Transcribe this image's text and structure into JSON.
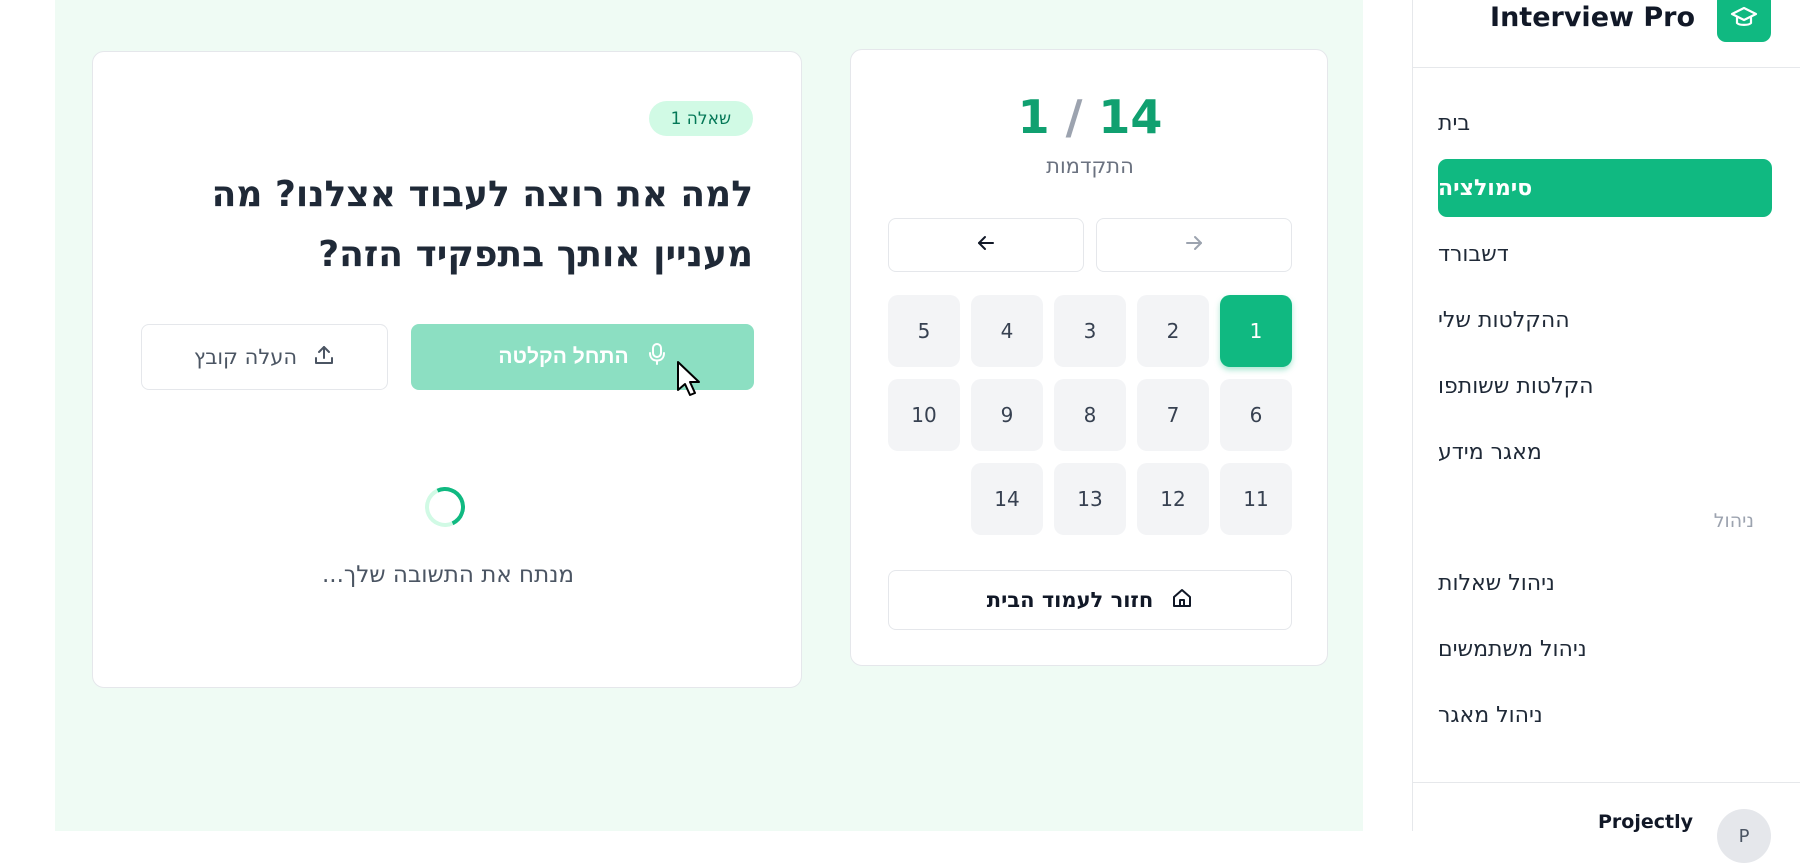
{
  "brand": {
    "title": "Interview Pro",
    "logo_icon": "graduation-cap-icon",
    "accent_color": "#10b981"
  },
  "sidebar": {
    "items": [
      {
        "label": "בית",
        "active": false
      },
      {
        "label": "סימולציה",
        "active": true
      },
      {
        "label": "דשבורד",
        "active": false
      },
      {
        "label": "ההקלטות שלי",
        "active": false
      },
      {
        "label": "הקלטות ששותפו",
        "active": false
      },
      {
        "label": "מאגר מידע",
        "active": false
      }
    ],
    "section_label": "ניהול",
    "admin_items": [
      {
        "label": "ניהול שאלות"
      },
      {
        "label": "ניהול משתמשים"
      },
      {
        "label": "ניהול מאגר"
      }
    ],
    "footer": {
      "name": "Projectly",
      "avatar_initial": "P"
    }
  },
  "question": {
    "badge": "שאלה 1",
    "text": "למה את רוצה לעבוד אצלנו? מה מעניין אותך בתפקיד הזה?",
    "record_label": "התחל הקלטה",
    "upload_label": "העלה קובץ",
    "analyzing_text": "מנתח את התשובה שלך..."
  },
  "progress": {
    "current": "1",
    "separator": "/",
    "total": "14",
    "label": "התקדמות",
    "questions": [
      "1",
      "2",
      "3",
      "4",
      "5",
      "6",
      "7",
      "8",
      "9",
      "10",
      "11",
      "12",
      "13",
      "14"
    ],
    "active_question": "1",
    "home_label": "חזור לעמוד הבית"
  }
}
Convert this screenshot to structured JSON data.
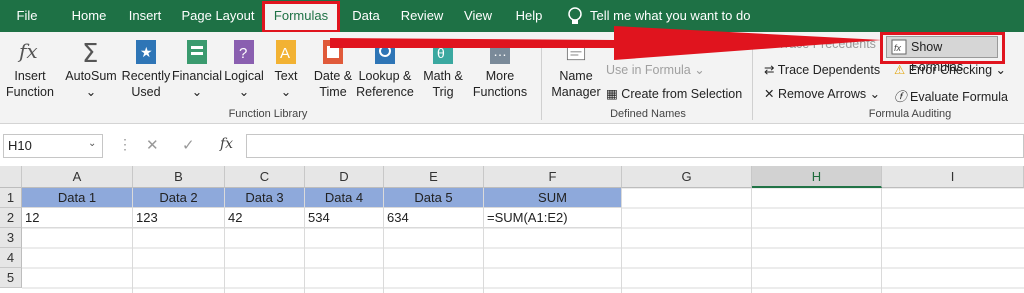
{
  "menu": {
    "file": "File",
    "home": "Home",
    "insert": "Insert",
    "page_layout": "Page Layout",
    "formulas": "Formulas",
    "data": "Data",
    "review": "Review",
    "view": "View",
    "help": "Help",
    "tell_me": "Tell me what you want to do"
  },
  "ribbon": {
    "insert_function": [
      "Insert",
      "Function"
    ],
    "autosum": "AutoSum",
    "recently_used": [
      "Recently",
      "Used"
    ],
    "financial": "Financial",
    "logical": "Logical",
    "text": "Text",
    "date_time": [
      "Date &",
      "Time"
    ],
    "lookup_reference": [
      "Lookup &",
      "Reference"
    ],
    "math_trig": [
      "Math &",
      "Trig"
    ],
    "more_functions": [
      "More",
      "Functions"
    ],
    "function_library": "Function Library",
    "name_manager": [
      "Name",
      "Manager"
    ],
    "use_in_formula": "Use in Formula",
    "create_from_selection": "Create from Selection",
    "defined_names": "Defined Names",
    "trace_precedents": "Trace Precedents",
    "trace_dependents": "Trace Dependents",
    "remove_arrows": "Remove Arrows",
    "show_formulas": "Show Formulas",
    "error_checking": "Error Checking",
    "evaluate_formula": "Evaluate Formula",
    "formula_auditing": "Formula Auditing"
  },
  "formula_bar": {
    "name_box": "H10",
    "fx": "fx",
    "value": ""
  },
  "sheet": {
    "columns": [
      "A",
      "B",
      "C",
      "D",
      "E",
      "F",
      "G",
      "H",
      "I"
    ],
    "rows": [
      "1",
      "2",
      "3",
      "4",
      "5"
    ],
    "row1": [
      "Data 1",
      "Data 2",
      "Data 3",
      "Data 4",
      "Data 5",
      "SUM"
    ],
    "row2": [
      "12",
      "123",
      "42",
      "534",
      "634",
      "=SUM(A1:E2)"
    ]
  },
  "colors": {
    "brand": "#1e7145",
    "highlight": "#e0141e",
    "header_fill": "#8ea9db"
  }
}
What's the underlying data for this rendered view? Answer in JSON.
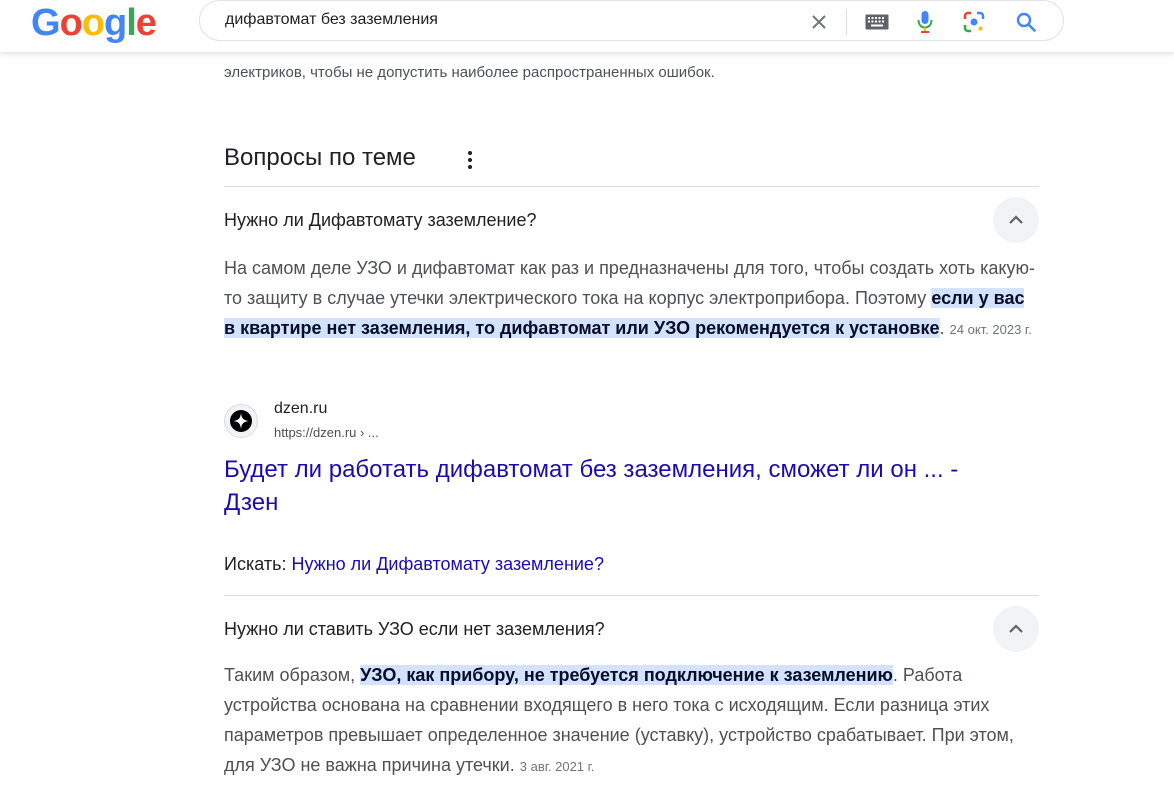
{
  "header": {
    "logo": [
      "G",
      "o",
      "o",
      "g",
      "l",
      "e"
    ],
    "logo_colors": [
      "#4285F4",
      "#EA4335",
      "#FBBC05",
      "#4285F4",
      "#34A853",
      "#EA4335"
    ],
    "query": "дифавтомат без заземления",
    "icons": [
      "close-icon",
      "keyboard-icon",
      "microphone-icon",
      "lens-icon",
      "search-icon"
    ]
  },
  "top_snippet": {
    "line": "электриков, чтобы не допустить наиболее распространенных ошибок."
  },
  "paa": {
    "title": "Вопросы по теме",
    "q1": {
      "question": "Нужно ли Дифавтомату заземление?",
      "answer_plain": "На самом деле УЗО и дифавтомат как раз и предназначены для того, чтобы создать хоть какую-то защиту в случае утечки электрического тока на корпус электроприбора. Поэтому ",
      "answer_highlight": "если у вас в квартире нет заземления, то дифавтомат или УЗО рекомендуется к установке",
      "answer_end": ".",
      "date": "24 окт. 2023 г.",
      "source_name": "dzen.ru",
      "source_url": "https://dzen.ru › ...",
      "link_title": "Будет ли работать дифавтомат без заземления, сможет ли он ... - Дзен",
      "ask_label": "Искать: ",
      "ask_link": "Нужно ли Дифавтомату заземление?"
    },
    "q2": {
      "question": "Нужно ли ставить УЗО если нет заземления?",
      "answer_start": "Таким образом, ",
      "answer_highlight": "УЗО, как прибору, не требуется подключение к заземлению",
      "answer_rest": ". Работа устройства основана на сравнении входящего в него тока с исходящим. Если разница этих параметров превышает определенное значение (уставку), устройство срабатывает. При этом, для УЗО не важна причина утечки.",
      "date": "3 авг. 2021 г."
    }
  },
  "colors": {
    "link": "#1a0dab",
    "highlight_bg": "#d3e3fd",
    "snippet_text": "#4d5156"
  }
}
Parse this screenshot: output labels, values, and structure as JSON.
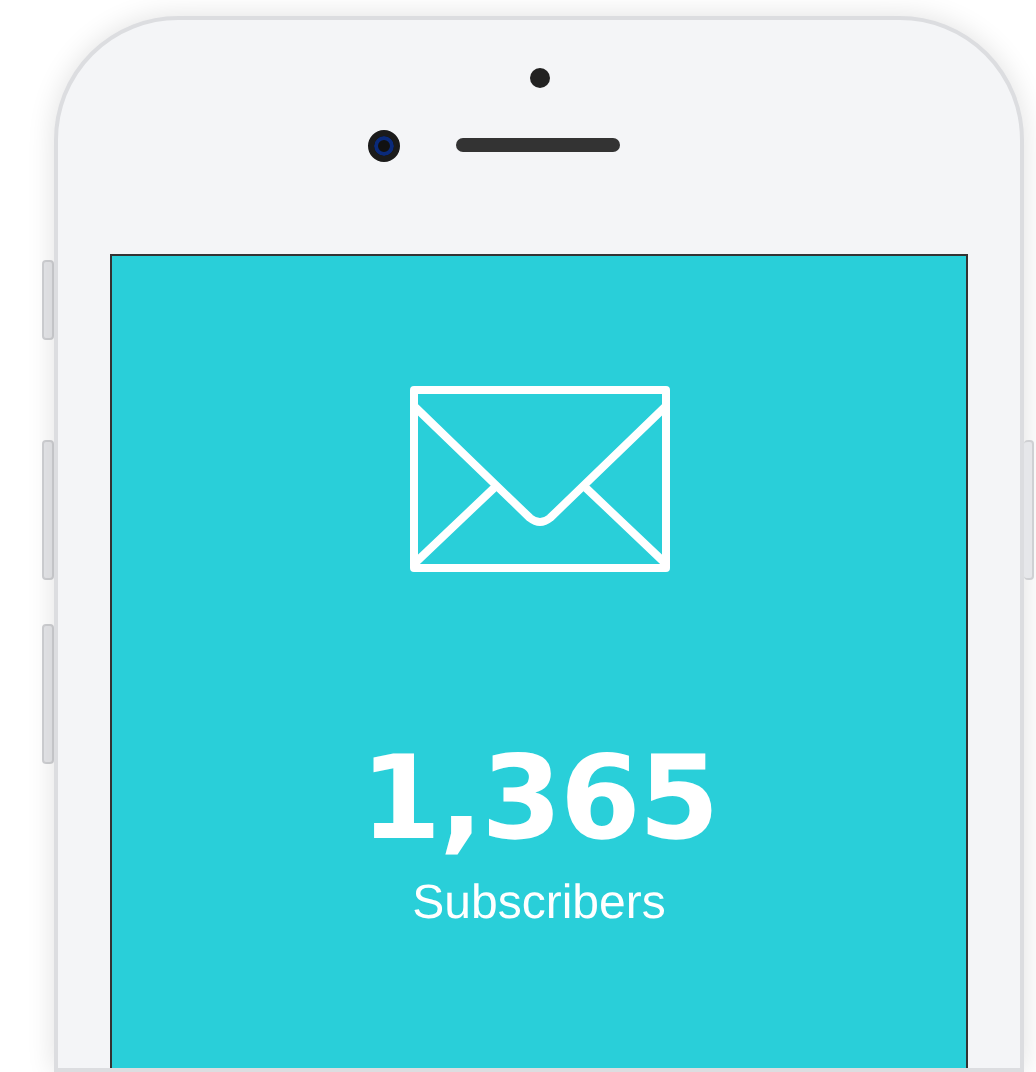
{
  "screen": {
    "count": "1,365",
    "label": "Subscribers"
  }
}
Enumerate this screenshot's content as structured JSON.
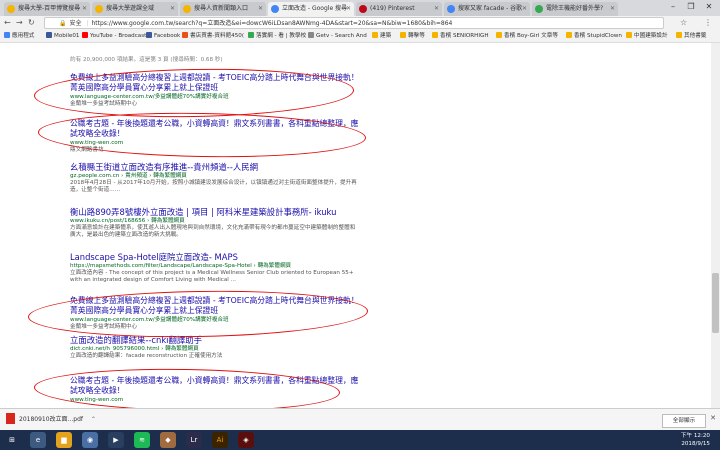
{
  "tabs": [
    {
      "label": "搜尋大學-百甲博覽搜尋",
      "color": "#f4b400"
    },
    {
      "label": "搜尋大學遊課全域",
      "color": "#f4b400"
    },
    {
      "label": "搜尋人資新聞類入口",
      "color": "#f4b400"
    },
    {
      "label": "立面改造 - Google 搜尋",
      "color": "#4285f4"
    },
    {
      "label": "(419) Pinterest",
      "color": "#bd081c"
    },
    {
      "label": "搜家又家 facade - 谷歌",
      "color": "#4285f4"
    },
    {
      "label": "電除王機能好番外學?",
      "color": "#34a853"
    }
  ],
  "omnibox": {
    "secure": "安全",
    "url": "https://www.google.com.tw/search?q=立面改造&ei=dowcW6iLDsan8AWNmg-4DA&start=20&sa=N&biw=1680&bih=864"
  },
  "bookmarks": [
    {
      "label": "應用程式",
      "color": "#4285f4"
    },
    {
      "label": "Mobile01",
      "color": "#3b5998"
    },
    {
      "label": "YouTube - Broadcast",
      "color": "#ff0000"
    },
    {
      "label": "Facebook",
      "color": "#3b5998"
    },
    {
      "label": "書店買書-資料館450(",
      "color": "#e94e1b"
    },
    {
      "label": "落實網 - 看 | 教學校",
      "color": "#34a853"
    },
    {
      "label": "Getv - Search And",
      "color": "#888888"
    },
    {
      "label": "建築",
      "color": "#f4b400"
    },
    {
      "label": "轉擊等",
      "color": "#f4b400"
    },
    {
      "label": "香檳 SENIORHIGH",
      "color": "#f4b400"
    },
    {
      "label": "香檳 Boy-Girl 文章等",
      "color": "#f4b400"
    },
    {
      "label": "香檳 StupidClown",
      "color": "#f4b400"
    },
    {
      "label": "中國建築設計",
      "color": "#f4b400"
    },
    {
      "label": "其他書籤",
      "color": "#f4b400"
    }
  ],
  "search": {
    "stats": "約有 20,900,000 項結果，這是第 3 頁 (搜尋時間：0.68 秒)"
  },
  "results": [
    {
      "title": "免費線上多益測驗高分總複習上週都說讀 - 考TOEIC高分踏上時代舞台與世界接軌！菁英國際高分學員實心分享累上就上保證班",
      "url": "www.language-center.com.tw/多益講體超70%講實好複合班",
      "snippet": "金蘭堆一多益考試時期中心"
    },
    {
      "title": "公職考古題 - 年後換題還考公職，小資轉高資！鼎文系列書書，各科重點總整理，應試攻略全收錄！",
      "url": "www.ting-wen.com",
      "snippet": "鼎文網路書坊"
    },
    {
      "title": "幺積縣王街道立面改造有序推進--貴州頻道--人民網",
      "url": "gz.people.com.cn › 貴州頻道 › 轉為繁體網頁",
      "snippet": "2018年4月28日 - 从2017年10月开始，按照小城镇建设发展综合设计，以镇镇通过对主街道街面整体提升，提升再造，让整个街道……"
    },
    {
      "title": "衡山路890弄8號樓外立面改造 | 項目 | 阿科米星建築設計事務所- ikuku",
      "url": "www.ikuku.cn/post/168656 › 轉為繁體網頁",
      "snippet": "方面滿意設計在建築體系，使其遊人出入體現地與到自然環境，文化充滿帶有現今的都市蔓延空中建築體制的整體和廣大，是最出色的建築立面改造的新大挑戰。"
    },
    {
      "title": "Landscape Spa-Hotel庭院立面改造- MAPS",
      "url": "https://mapsmethods.com/filter/Landscape/Landscape-Spa-Hotel › 轉為繁體網頁",
      "snippet": "立面改造內容 - The concept of this project is a Medical Wellness Senior Club oriented to European 55+ with an integrated design of Comfort Living with Medical ..."
    },
    {
      "title": "免費線上多益測驗高分總複習上週都說讀 - 考TOEIC高分踏上時代舞台與世界接軌！菁英國際高分學員實心分享累上就上保證班",
      "url": "www.language-center.com.tw/多益講體超70%講實好複合班",
      "snippet": "金蘭堆一多益考試時期中心"
    },
    {
      "title": "立面改造的翻譯結果--cnki翻譯助手",
      "url": "dict.cnki.net/h_905796000.html › 轉為繁體網頁",
      "snippet": "立面改造的翻譯結果：facade reconstruction 正確使用方法"
    },
    {
      "title": "公職考古題 - 年後換題還考公職，小資轉高資！鼎文系列書書，各科重點總整理，應試攻略全收錄！",
      "url": "www.ting-wen.com",
      "snippet": "鼎文網路書坊"
    }
  ],
  "download": {
    "file": "20180910改立面...pdf",
    "show_all": "全部顯示"
  },
  "taskbar": {
    "time": "下午 12:20",
    "date": "2018/9/15"
  }
}
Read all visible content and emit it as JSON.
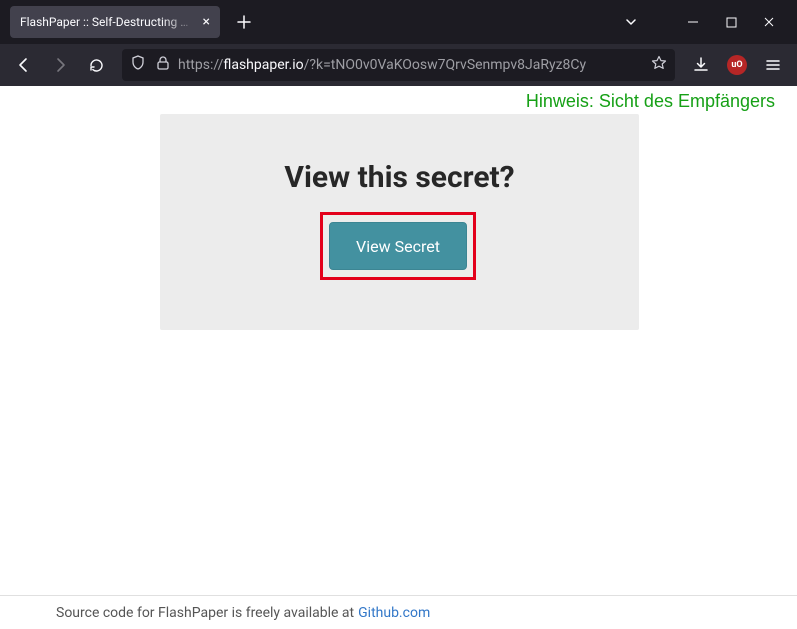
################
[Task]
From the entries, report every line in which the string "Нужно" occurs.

[Answer box]
      "question": "Нужно ли Дифавтомату заземление?",
      "ask_link": "Нужно ли Дифавтомату заземление?"
      "question": "Нужно ли ставить УЗО если нет заземления?",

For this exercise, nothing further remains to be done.